The effect of maternal intake of sucrose or high-fructose corn syrup (HFCS)-55 during gestation and lactation on lipogenic gene expression in rat offspring at 3 and 12 weeks of age.
J Dev Orig Health Dis. 2018 Oct ;9(5):481-486. Epub 2018 Jun 18. PMID: 29909805

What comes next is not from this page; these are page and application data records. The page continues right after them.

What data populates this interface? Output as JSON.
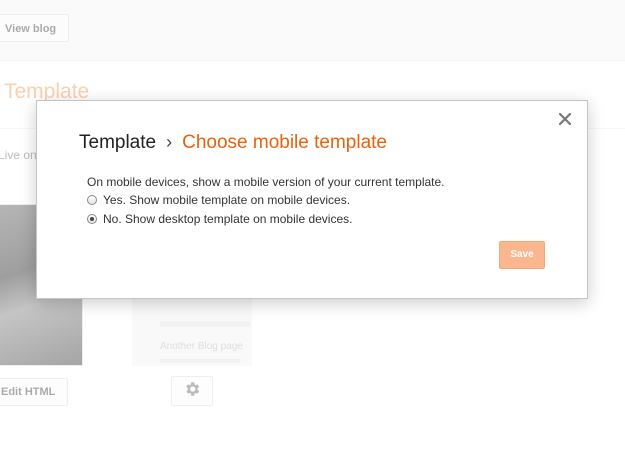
{
  "background": {
    "view_blog_label": "View blog",
    "page_title": "Template",
    "custom_text": "Live on Blog / Customize",
    "mobile_preview_text": "Another Blog page",
    "edit_html_label": "Edit HTML"
  },
  "dialog": {
    "breadcrumb_parent": "Template",
    "breadcrumb_separator": "›",
    "breadcrumb_current": "Choose mobile template",
    "close_label": "×",
    "question": "On mobile devices, show a mobile version of your current template.",
    "options": [
      {
        "label": "Yes. Show mobile template on mobile devices.",
        "selected": false
      },
      {
        "label": "No. Show desktop template on mobile devices.",
        "selected": true
      }
    ],
    "save_label": "Save"
  },
  "colors": {
    "accent": "#e8620c",
    "save_button": "#f9b68f"
  },
  "icons": {
    "close": "close-icon",
    "gear": "gear-icon"
  }
}
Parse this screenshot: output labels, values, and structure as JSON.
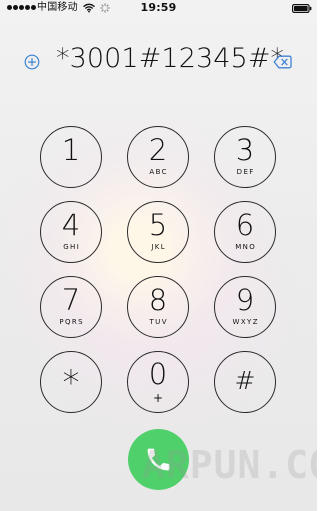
{
  "status_bar": {
    "carrier": "中国移动",
    "time": "19:59",
    "signal_icon": "signal-dots-icon",
    "wifi_icon": "wifi-icon",
    "activity_icon": "loading-spinner-icon",
    "battery_icon": "battery-icon"
  },
  "dialer": {
    "entry": "*3001#12345#*",
    "add_icon": "add-contact-icon",
    "delete_icon": "delete-icon",
    "keys": [
      {
        "id": "1",
        "label": "1",
        "letters": ""
      },
      {
        "id": "2",
        "label": "2",
        "letters": "ABC"
      },
      {
        "id": "3",
        "label": "3",
        "letters": "DEF"
      },
      {
        "id": "4",
        "label": "4",
        "letters": "GHI"
      },
      {
        "id": "5",
        "label": "5",
        "letters": "JKL"
      },
      {
        "id": "6",
        "label": "6",
        "letters": "MNO"
      },
      {
        "id": "7",
        "label": "7",
        "letters": "PQRS"
      },
      {
        "id": "8",
        "label": "8",
        "letters": "TUV"
      },
      {
        "id": "9",
        "label": "9",
        "letters": "WXYZ"
      },
      {
        "id": "star",
        "label": "*",
        "letters": ""
      },
      {
        "id": "0",
        "label": "0",
        "letters": "+"
      },
      {
        "id": "hash",
        "label": "#",
        "letters": ""
      }
    ],
    "call_icon": "phone-icon"
  },
  "watermark": "ARPUN.COM",
  "colors": {
    "accent_blue": "#3f83d4",
    "call_green": "#4fd06b",
    "text_dark": "#111111"
  }
}
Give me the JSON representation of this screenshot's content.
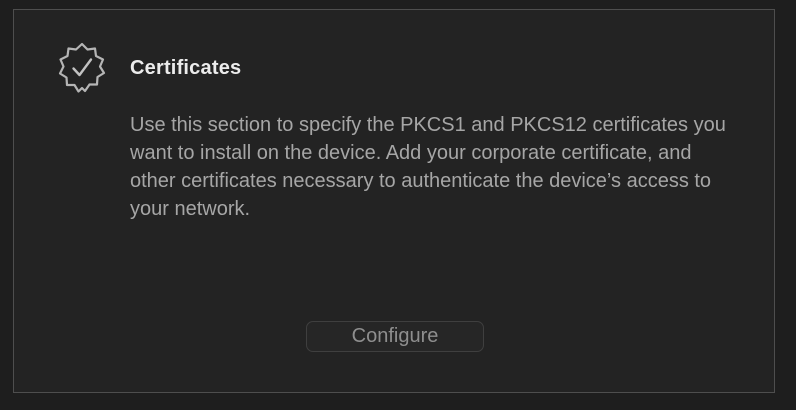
{
  "section": {
    "icon": "certificate-seal-checkmark-icon",
    "title": "Certificates",
    "description": "Use this section to specify the PKCS1 and PKCS12 certificates you want to install on the device. Add your corporate certificate, and other certificates necessary to authenticate the device’s access to your network.",
    "configure_label": "Configure"
  },
  "colors": {
    "panel_background": "#232323",
    "panel_border": "#4e4e4e",
    "title_text": "#ececec",
    "body_text": "#a6a6a6",
    "button_text": "#8e8e8e"
  }
}
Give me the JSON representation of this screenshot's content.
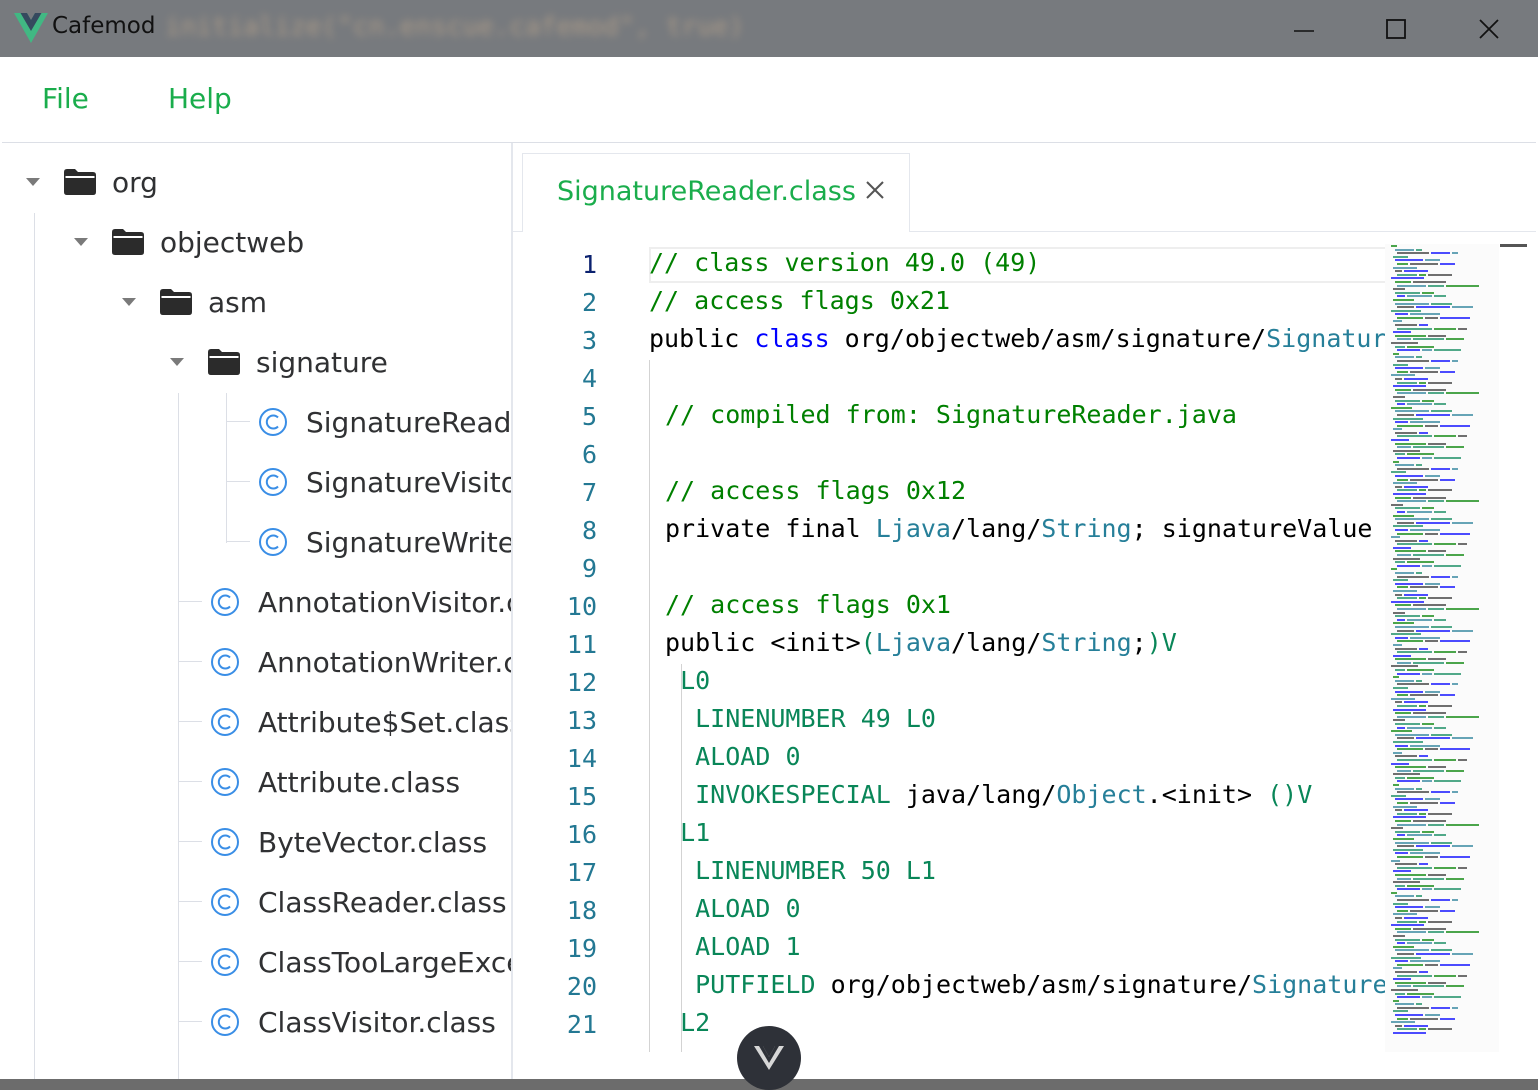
{
  "window": {
    "title": "Cafemod",
    "blurred_background_text": "initialize(\"cn.enscue.cafemod\", true)"
  },
  "menu": {
    "file_label": "File",
    "help_label": "Help"
  },
  "tree": {
    "org": "org",
    "objectweb": "objectweb",
    "asm": "asm",
    "signature": "signature",
    "signature_children": [
      "SignatureReader.class",
      "SignatureVisitor.class",
      "SignatureWriter.class"
    ],
    "asm_children": [
      "AnnotationVisitor.class",
      "AnnotationWriter.class",
      "Attribute$Set.class",
      "Attribute.class",
      "ByteVector.class",
      "ClassReader.class",
      "ClassTooLargeException.class",
      "ClassVisitor.class"
    ]
  },
  "tab": {
    "label": "SignatureReader.class"
  },
  "editor": {
    "active_line": 1,
    "line_numbers": [
      "1",
      "2",
      "3",
      "4",
      "5",
      "6",
      "7",
      "8",
      "9",
      "10",
      "11",
      "12",
      "13",
      "14",
      "15",
      "16",
      "17",
      "18",
      "19",
      "20",
      "21"
    ],
    "lines": [
      "// class version 49.0 (49)",
      "// access flags 0x21",
      "public class org/objectweb/asm/signature/SignatureReader {",
      "",
      "  // compiled from: SignatureReader.java",
      "",
      "  // access flags 0x12",
      "  private final Ljava/lang/String; signatureValue",
      "",
      "  // access flags 0x1",
      "  public <init>(Ljava/lang/String;)V",
      "   L0",
      "    LINENUMBER 49 L0",
      "    ALOAD 0",
      "    INVOKESPECIAL java/lang/Object.<init> ()V",
      "   L1",
      "    LINENUMBER 50 L1",
      "    ALOAD 0",
      "    ALOAD 1",
      "    PUTFIELD org/objectweb/asm/signature/SignatureReader.signatureValue : Ljava/lang/String;",
      "   L2"
    ]
  },
  "colors": {
    "accent_green": "#1aad4c",
    "comment_green": "#008000",
    "keyword_blue": "#0000ff",
    "type_teal": "#267f99",
    "instruction_green": "#098658",
    "line_number": "#237893",
    "titlebar": "#777a7e",
    "class_icon_blue": "#3a8ee6"
  },
  "icons": {
    "app_logo": "vue-logo-icon",
    "minimize": "minimize-icon",
    "maximize": "maximize-icon",
    "close": "close-icon",
    "folder": "folder-icon",
    "class_file": "class-file-icon",
    "tab_close": "tab-close-icon",
    "devtools": "vue-devtools-icon"
  }
}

Perinatal exposure to sucrose or high-fructose corn syrup-55 (HFCS-55) in rats has previously been associated with altered hepatic fat content and composition post-weaning, although the effects on hepatic metabolism are unknown. The current study aimed to determine the sex-specific effects of maternal consumption of sucrose or HFCS-55 on the expression of hepatic lipogenic genes in the offspring. Liver samples were collected from offspring of albino Wistar rats provided with ad libitum access to either water (control), 10% sucrose or 10% HFCS-55 solution during pregnancy and lactation at 3 weeks (control n=16, sucrose n=22, HFCS-55 n=16) and 12 weeks (control n=16, sucrose n=10, HFCS-55 n=16) of age. Hepatic expression of the transcription factors such as carbohydrate response element-binding protein, sterol regulatory element-binding protein-1c and downstream genes was determined by quantitative real-time PCR. Sucrose-exposed offspring had higher hepatic SREBP-1c messenger RNA expression compared with control and HFCS-55 groups at both 3 weeks (P=0.01) and 12 weeks (P=0.03) of age. There were no differences in the expression of other hepatic lipogenic genes between groups at either 3 or 12 weeks. Thus, perinatal exposure to sucrose may be more detrimental to offspring hepatic metabolism compared with HFCS-55, independent of sex, and it will be important to evaluate the longer-term effects of perinatal sucrose exposure in future studies.